Queen Margaret and the ladies who attended her were not with them. They had sought refuge in another place. They were, however, found after a few days, and were all brought-prisoners to Edward's camp at Coventry; for, after the battle, Edward had begun to move on with his army across the country.

The king's first idea was to send Margaret immediately to London and put her in the Tower; but, before he did this, a change in his plans took place, which led him to decide to go to London himself. So he took Queen Margaret with him, a captive in his train. On the arrival of the party in London, the queen was conveyed at once to the Tower.

Here she remained a close prisoner for five long and weary years, and was then ransomed by the King of France and taken to the Continent. She lived after this in comparative obscurity for about ten years, and then died.

As for her husband, his earthly troubles were brought to an end much sooner. The cause of the change of plan above referred to, which led Edward to go directly to London soon after the battle of Tewkesbury, was the news that a relative of Warwick, whom that nobleman, during his life-time, had put in command in the southeastern part of England, had raised an insurrection there, with a view of marching to London, rescuing Henry from the Tower, and putting him upon the throne. This movement was soon put down, and Edward returned from the expedition triumphant to London. He and his brothers spent the night after their arrival in the Tower. The next morning King Henry was found dead in his bed.

The universal belief was then, and has been since, that he was put to death by Edward's orders, and it has been the general opinion that Richard was the murderer.

The body of the king was put upon a bier that same day, and conveyed to St. Paul's Church in London, and there exhibited to the public for a long time, with guards and torch-bearers surrounding it. An immense concourse of people came to view his remains. The object of this exposition of the body of the king was to make sure the fact of his death in the public mind, and prevent the possibility of the circulation of rumors, subsequently, by the partisans of his house, that he was still alive; for such rumors would greatly have increased the danger of any insurrectionary plans which might be formed against Edward's authority.

[Illustration] from Richard III by Jacob Abbott


In due time the body was interred at Windsor, and a sculptured monument, adorned with various arms and emblems, was erected over the tomb.

The remaining leaders on the Lancaster side were disposed of in a very effectual manner, to prevent the possibility of their again acquiring power.

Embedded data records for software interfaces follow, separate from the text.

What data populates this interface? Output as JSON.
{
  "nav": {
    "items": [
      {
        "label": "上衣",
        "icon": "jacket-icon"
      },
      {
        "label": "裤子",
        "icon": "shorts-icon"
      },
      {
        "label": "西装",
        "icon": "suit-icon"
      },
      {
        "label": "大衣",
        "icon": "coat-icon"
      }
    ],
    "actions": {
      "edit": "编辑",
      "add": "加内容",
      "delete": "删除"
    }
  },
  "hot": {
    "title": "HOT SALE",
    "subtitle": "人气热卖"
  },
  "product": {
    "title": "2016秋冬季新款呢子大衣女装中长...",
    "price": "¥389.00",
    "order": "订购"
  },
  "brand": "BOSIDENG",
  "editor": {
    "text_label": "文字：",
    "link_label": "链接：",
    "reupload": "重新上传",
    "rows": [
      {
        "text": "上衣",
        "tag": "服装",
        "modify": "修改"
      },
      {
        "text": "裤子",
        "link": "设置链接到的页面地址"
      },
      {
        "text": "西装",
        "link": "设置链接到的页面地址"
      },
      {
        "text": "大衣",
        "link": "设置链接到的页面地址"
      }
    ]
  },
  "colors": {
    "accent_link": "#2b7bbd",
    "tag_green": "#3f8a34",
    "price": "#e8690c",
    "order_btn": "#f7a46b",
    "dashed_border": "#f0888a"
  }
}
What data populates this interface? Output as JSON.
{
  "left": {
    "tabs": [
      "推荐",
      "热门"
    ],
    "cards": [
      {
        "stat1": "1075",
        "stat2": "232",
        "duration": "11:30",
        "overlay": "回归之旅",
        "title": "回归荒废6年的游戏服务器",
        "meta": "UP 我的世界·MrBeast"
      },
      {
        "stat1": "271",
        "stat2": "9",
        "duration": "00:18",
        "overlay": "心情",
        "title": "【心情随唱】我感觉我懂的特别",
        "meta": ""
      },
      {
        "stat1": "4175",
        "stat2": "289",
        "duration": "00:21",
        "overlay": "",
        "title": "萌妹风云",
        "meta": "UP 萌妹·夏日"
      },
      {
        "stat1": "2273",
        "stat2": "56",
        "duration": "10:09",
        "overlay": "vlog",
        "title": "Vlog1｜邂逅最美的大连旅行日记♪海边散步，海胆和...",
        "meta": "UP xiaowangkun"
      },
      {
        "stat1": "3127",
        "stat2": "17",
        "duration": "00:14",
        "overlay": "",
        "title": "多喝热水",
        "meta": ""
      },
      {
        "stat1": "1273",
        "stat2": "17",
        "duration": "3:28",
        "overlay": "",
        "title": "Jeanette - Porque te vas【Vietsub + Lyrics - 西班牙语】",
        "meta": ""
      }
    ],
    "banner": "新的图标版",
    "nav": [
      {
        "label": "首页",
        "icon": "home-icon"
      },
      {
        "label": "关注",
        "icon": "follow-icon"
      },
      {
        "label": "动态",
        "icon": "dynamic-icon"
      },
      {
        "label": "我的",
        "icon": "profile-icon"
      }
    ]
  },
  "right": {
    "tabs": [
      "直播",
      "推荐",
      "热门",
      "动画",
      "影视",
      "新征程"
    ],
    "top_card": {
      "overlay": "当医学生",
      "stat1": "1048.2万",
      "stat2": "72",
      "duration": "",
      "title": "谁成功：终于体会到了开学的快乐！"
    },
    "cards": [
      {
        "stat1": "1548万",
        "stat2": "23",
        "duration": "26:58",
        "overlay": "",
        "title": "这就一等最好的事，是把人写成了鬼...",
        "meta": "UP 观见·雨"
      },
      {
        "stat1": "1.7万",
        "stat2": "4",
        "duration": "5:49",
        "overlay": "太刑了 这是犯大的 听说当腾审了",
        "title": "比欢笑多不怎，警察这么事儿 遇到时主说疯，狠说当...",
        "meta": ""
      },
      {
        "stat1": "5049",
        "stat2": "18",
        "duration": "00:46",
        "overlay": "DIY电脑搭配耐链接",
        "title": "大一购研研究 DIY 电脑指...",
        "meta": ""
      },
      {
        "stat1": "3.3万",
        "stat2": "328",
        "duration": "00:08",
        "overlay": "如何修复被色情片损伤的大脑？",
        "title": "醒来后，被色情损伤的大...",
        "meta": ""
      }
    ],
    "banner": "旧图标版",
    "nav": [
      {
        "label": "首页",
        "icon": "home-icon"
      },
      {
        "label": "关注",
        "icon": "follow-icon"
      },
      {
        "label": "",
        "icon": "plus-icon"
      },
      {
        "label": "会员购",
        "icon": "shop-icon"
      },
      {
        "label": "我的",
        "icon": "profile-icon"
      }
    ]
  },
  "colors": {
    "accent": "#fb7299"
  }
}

Some were banished. Others were shut up in various castles as hopeless prisoners. The country was thus wholly subdued, and Edward was once more established firmly on his throne.